Attempting to look straight ahead is really difficult when all you can see is bright light. Apparently, I kept looking to the left and it was really important that I looked straight ahead.
Surrounded by men shining lights into my eyeball, I did my best to forcibly hold my eyelids open and prevent my eye from watering (note: I’m still not sure how you do that). Inches away, a lens closed in on my iris and the camera snapped and clicked.
All because I have ‘weird’ eyes.
A few hours before I had arrived at Rankin’s studio to have my photo taken. I was one of Hunger magazine’s selfie competition winners and this was my prize. The competition winners had been announced in January and since then I had kept close watch on my Twitter for any sign as to when the shoot would be. Just a couple of weeks before the shoot, they messaged to say the 28th was the day.
Turning up at the studio, I waited nervously. Fidgeting in my floral dress, I worried it wasn’t cool enough, that my hair was being it’s usual unruly self and a whole plethora of other typically self-deprecating niggles seeped in. I turned to the fellow winner I was sat with, hoping he could empathise. He introduced himself and told me he was a professional model. Ah crap.
The morning was spent watching shoot images from other winners flash up on the wall and studying the studio set up, mentally noting as much technique as I could before it came to my turn.
Shoulders down, jaw pulled up, try to smile. I constantly adjusted to what I thought was right, while a renowned photographer added his own adjustment instructions. Overall, it was feeling easier than expected.

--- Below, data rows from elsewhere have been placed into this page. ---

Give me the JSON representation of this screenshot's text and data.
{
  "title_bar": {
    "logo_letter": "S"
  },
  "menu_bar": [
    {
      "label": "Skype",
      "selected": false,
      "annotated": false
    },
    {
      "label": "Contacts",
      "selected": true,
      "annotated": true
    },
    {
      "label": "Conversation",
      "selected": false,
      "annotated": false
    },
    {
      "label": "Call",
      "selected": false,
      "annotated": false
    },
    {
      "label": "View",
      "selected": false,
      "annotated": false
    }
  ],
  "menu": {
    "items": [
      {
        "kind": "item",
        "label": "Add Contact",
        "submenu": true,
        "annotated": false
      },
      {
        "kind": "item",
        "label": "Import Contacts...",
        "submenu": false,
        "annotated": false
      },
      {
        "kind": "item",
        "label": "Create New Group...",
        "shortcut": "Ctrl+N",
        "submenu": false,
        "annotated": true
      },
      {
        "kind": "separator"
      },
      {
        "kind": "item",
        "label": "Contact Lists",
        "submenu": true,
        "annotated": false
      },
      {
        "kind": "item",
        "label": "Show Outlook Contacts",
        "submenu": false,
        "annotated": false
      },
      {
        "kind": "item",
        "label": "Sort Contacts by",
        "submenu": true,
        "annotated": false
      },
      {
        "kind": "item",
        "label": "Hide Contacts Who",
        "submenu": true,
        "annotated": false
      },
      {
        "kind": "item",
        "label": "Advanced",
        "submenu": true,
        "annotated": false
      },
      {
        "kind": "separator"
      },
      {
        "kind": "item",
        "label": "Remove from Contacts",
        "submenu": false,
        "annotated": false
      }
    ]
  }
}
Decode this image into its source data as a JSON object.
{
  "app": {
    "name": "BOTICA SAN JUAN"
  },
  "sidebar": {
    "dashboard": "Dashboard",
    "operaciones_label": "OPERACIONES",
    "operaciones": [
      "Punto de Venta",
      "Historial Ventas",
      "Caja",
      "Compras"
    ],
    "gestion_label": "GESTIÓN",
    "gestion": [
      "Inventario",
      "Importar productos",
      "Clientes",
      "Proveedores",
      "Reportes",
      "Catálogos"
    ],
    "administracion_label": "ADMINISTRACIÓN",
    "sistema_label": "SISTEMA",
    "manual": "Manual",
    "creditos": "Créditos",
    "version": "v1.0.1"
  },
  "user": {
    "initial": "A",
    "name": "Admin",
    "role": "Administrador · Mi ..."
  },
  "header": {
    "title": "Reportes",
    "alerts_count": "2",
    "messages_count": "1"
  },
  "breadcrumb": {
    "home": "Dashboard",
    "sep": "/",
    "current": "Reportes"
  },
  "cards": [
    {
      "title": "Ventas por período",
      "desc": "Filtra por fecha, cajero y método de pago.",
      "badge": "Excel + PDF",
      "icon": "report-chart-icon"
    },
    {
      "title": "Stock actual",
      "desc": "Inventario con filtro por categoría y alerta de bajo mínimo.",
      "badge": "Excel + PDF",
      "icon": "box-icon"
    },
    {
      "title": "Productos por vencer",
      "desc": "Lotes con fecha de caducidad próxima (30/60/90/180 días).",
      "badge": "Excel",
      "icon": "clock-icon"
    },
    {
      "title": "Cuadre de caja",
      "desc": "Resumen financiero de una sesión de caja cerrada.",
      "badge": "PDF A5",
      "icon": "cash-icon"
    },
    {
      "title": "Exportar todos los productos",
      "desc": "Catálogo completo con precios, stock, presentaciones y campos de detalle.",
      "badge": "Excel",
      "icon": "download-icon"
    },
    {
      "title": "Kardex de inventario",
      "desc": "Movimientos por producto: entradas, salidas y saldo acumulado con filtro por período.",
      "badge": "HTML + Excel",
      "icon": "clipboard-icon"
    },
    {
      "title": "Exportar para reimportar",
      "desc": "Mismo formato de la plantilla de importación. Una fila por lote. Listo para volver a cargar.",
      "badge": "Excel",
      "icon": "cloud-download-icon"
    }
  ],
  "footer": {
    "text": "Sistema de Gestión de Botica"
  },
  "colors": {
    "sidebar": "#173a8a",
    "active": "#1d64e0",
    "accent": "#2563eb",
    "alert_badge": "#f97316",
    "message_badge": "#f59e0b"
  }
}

I thought the comments about my interesting eyes were meant to build my confidence, to make me relax. But then they started trying to figure out what colour they were; green, brown, a bit of blue, it’s all in there. Then Rankin asked if he could take a picture of my eye for his eyescape series.
While I was surrounded by people focusing on my left eyeball, pictures of my veiny, red eye; complete with smeared eyeliner were flashing up, supersized on the studio wall. I’m glad it’s going to be edited down to just the iris.
I’ve not seen the final eyescape, but I was given a print of the portrait.